Plants are essential to the existence of humans and other animals on our planet. They are the source of many of the things we depend on - the oxygen we breathe, food we eat, fibre for clothing and shelter and chemicals for pharmaceuticals and industry. Plants are a fundamental part of all ecosystems, helping to provide clean water, healthy soils and habitat for wildlife. Studying plant sciences helps us understand how plants survive in their environment and provide these benefits for us.
What will you study?
You will learn about fundamental biology, plant biochemistry, plant physiology and development, genetics, ecology, mycology, crop production and protection, and environmental and food chemistry. In addition, you can study related topics such as soil science, postharvest technology, agronomy and cellular biology in associated teaching programs offered by the faculties of science and agriculture, food and natural resources.
What do plant scientists do?
The careers available in the area of plant sciences are plentiful. Much of the Australian economy and the economies of many of our regional neighbours depends on agricultural and plant breeding industries. Plant scientists may find themselves working with farmers as consultants, managing properties or working in laboratories to develop more robust crops. They also work on crop modeling and climate change.
Cellular and molecular biologists and plant physiologists investigate the basic mechanisms of plant growth, development and function. Geneticists study the action of plant genes and apply this knowledge to breeding new varieties of crop and ornamental plants. Ecologists examine the dynamics of diverse populations of plants in natural and managed ecosystems, as well as the interactions of plants with other organisms.
Taxonomists provide the basic classification of plants into identifiable groups and increasingly work with molecular biologists to understand the genetic reasons for these groupings and trace the evolution of plants.
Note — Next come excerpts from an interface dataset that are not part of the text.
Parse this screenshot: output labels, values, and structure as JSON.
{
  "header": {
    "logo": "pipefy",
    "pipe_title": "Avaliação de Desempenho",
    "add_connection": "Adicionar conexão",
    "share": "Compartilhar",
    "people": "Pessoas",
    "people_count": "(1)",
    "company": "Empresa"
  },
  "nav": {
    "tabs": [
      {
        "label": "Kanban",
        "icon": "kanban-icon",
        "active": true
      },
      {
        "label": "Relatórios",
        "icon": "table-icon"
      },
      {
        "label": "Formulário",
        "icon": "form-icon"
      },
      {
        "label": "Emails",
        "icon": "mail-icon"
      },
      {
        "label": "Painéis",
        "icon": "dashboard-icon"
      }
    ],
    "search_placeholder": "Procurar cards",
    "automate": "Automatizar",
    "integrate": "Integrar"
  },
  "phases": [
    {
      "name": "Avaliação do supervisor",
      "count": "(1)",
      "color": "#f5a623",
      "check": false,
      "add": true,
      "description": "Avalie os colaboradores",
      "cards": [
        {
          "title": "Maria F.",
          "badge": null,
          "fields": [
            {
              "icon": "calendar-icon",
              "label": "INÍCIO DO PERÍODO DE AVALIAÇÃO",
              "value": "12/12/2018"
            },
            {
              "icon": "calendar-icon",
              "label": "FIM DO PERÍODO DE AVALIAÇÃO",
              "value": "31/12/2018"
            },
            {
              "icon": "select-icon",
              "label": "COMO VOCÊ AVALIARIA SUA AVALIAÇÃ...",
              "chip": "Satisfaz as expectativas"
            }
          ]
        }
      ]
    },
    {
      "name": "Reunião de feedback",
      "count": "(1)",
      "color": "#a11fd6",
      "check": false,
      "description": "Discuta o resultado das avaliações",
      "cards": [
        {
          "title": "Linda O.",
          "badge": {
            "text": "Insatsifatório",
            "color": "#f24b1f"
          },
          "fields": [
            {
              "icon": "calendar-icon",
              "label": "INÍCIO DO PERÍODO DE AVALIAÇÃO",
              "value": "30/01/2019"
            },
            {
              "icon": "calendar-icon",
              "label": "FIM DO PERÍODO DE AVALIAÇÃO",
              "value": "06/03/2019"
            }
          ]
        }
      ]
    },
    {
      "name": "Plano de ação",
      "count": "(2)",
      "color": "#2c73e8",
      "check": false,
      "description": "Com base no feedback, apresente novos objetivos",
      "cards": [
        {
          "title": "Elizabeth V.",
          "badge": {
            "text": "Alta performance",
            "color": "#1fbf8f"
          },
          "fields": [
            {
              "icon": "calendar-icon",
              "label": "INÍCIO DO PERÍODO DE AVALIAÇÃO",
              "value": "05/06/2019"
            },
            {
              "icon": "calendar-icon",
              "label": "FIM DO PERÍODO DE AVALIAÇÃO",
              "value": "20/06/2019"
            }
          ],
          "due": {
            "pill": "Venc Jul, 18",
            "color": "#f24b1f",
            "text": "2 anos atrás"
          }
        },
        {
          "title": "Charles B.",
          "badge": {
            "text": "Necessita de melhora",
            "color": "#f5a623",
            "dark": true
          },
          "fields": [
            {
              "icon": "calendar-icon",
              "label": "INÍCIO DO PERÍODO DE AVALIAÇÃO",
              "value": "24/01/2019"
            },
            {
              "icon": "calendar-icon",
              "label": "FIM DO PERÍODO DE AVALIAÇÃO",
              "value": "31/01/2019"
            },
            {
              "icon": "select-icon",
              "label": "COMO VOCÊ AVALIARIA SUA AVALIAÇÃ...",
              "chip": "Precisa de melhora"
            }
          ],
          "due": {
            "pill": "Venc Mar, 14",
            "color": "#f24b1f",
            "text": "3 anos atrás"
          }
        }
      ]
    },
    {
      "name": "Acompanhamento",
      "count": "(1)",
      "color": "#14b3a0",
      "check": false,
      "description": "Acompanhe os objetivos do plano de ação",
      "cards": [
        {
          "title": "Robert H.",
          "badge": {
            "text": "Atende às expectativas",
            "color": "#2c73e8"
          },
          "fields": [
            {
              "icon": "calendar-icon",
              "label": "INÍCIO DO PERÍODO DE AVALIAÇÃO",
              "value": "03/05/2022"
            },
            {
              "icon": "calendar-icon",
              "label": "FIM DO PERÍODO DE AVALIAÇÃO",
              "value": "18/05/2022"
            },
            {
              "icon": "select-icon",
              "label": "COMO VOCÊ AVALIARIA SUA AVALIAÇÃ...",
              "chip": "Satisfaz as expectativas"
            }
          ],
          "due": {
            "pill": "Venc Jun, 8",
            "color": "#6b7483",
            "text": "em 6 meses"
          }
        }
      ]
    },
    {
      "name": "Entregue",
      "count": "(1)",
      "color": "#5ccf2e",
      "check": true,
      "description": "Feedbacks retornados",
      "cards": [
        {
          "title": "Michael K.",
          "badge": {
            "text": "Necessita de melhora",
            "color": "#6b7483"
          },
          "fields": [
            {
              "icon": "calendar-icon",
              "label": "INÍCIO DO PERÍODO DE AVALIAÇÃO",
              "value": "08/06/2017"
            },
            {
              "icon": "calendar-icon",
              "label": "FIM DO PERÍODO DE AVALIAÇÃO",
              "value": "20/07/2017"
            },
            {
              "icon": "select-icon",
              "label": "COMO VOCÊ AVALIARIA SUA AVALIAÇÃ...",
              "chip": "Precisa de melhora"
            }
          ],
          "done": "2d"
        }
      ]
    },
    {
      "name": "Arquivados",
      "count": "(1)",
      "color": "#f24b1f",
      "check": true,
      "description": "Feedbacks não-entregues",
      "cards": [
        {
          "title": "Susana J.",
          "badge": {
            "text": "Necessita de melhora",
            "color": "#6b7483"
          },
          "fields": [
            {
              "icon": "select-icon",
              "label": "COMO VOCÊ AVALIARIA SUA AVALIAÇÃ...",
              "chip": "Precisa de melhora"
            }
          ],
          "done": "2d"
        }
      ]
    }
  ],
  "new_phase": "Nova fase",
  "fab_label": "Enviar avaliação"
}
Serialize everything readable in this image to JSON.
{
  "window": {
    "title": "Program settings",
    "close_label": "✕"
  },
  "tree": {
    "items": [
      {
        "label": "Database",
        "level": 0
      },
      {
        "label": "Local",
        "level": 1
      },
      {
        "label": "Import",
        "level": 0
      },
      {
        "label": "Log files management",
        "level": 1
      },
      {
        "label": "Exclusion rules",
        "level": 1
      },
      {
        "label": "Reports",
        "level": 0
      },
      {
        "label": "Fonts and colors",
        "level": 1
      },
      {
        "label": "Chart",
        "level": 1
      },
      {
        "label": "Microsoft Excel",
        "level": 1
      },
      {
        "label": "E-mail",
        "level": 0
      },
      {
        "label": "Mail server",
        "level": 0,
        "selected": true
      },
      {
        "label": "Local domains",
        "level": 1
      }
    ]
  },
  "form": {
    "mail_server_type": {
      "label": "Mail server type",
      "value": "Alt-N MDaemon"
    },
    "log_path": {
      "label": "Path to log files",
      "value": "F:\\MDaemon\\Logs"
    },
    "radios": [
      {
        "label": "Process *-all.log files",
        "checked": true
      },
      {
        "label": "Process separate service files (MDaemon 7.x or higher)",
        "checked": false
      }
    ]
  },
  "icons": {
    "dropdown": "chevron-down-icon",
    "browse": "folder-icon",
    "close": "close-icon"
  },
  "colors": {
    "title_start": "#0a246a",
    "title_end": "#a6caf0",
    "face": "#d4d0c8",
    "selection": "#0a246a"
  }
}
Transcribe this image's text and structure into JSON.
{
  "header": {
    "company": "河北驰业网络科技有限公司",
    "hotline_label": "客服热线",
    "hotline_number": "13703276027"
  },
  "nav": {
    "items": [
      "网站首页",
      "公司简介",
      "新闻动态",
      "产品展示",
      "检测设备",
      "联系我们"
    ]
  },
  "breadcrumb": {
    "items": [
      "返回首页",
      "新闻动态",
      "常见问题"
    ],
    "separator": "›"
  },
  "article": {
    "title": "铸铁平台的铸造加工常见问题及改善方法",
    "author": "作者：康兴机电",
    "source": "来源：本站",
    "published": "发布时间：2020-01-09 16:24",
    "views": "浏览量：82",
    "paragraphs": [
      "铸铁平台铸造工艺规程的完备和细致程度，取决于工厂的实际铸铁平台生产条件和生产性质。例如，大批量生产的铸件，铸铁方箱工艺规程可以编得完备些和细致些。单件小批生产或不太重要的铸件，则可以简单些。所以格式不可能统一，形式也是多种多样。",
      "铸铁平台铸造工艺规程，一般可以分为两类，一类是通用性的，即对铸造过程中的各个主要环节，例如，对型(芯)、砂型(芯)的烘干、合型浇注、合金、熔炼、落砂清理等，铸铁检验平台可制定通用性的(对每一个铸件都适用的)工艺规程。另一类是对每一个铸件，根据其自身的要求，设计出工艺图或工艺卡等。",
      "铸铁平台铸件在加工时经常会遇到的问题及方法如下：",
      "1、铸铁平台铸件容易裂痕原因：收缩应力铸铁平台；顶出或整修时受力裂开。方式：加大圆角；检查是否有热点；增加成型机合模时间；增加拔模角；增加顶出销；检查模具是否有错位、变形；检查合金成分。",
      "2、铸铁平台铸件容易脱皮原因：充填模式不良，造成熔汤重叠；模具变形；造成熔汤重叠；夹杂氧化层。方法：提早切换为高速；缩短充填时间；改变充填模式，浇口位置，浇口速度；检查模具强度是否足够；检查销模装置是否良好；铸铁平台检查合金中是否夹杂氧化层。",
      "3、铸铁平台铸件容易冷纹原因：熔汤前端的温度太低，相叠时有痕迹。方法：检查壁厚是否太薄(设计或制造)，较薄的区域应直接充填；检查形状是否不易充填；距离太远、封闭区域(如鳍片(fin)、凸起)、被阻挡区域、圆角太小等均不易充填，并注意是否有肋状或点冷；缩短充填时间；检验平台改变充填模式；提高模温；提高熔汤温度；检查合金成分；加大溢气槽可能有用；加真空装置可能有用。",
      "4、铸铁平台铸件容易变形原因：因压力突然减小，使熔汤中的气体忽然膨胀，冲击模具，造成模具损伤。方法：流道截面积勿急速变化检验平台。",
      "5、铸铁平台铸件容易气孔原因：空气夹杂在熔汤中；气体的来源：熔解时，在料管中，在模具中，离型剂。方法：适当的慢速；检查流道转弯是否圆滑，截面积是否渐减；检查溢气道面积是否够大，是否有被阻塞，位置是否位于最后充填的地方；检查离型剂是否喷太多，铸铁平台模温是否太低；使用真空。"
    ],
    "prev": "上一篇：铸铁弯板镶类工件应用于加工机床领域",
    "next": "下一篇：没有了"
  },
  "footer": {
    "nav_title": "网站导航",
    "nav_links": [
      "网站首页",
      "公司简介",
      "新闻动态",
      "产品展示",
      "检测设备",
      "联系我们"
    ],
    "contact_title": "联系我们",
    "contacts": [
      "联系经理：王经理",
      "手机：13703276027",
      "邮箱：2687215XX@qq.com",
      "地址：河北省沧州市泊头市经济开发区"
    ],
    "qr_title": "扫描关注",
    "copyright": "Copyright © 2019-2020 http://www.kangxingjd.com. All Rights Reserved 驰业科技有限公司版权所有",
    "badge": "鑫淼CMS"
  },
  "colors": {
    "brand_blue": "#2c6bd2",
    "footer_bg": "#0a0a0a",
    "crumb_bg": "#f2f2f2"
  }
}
Agricultural and horticultural scientists develop better and sustainable ways to manage plants for production of food, pastures, and ornamental purposes.